::: Given records :::

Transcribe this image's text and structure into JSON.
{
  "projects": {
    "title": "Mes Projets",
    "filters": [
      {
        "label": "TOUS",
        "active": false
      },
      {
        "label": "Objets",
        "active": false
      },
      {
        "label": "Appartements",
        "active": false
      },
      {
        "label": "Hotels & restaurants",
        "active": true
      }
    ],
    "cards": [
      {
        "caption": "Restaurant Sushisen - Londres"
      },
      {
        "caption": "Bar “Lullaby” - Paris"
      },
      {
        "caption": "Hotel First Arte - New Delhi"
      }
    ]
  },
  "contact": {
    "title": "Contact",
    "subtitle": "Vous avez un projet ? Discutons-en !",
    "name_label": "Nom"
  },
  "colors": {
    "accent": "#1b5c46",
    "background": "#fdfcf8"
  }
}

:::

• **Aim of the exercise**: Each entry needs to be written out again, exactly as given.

• **Expected answer**:
Transcribe this image's text and structure into JSON.
{
  "projects": {
    "title": "Mes Projets",
    "filters": [
      {
        "label": "TOUS",
        "active": false
      },
      {
        "label": "Objets",
        "active": false
      },
      {
        "label": "Appartements",
        "active": false
      },
      {
        "label": "Hotels & restaurants",
        "active": true
      }
    ],
    "cards": [
      {
        "caption": "Restaurant Sushisen - Londres"
      },
      {
        "caption": "Bar “Lullaby” - Paris"
      },
      {
        "caption": "Hotel First Arte - New Delhi"
      }
    ]
  },
  "contact": {
    "title": "Contact",
    "subtitle": "Vous avez un projet ? Discutons-en !",
    "name_label": "Nom"
  },
  "colors": {
    "accent": "#1b5c46",
    "background": "#fdfcf8"
  }
}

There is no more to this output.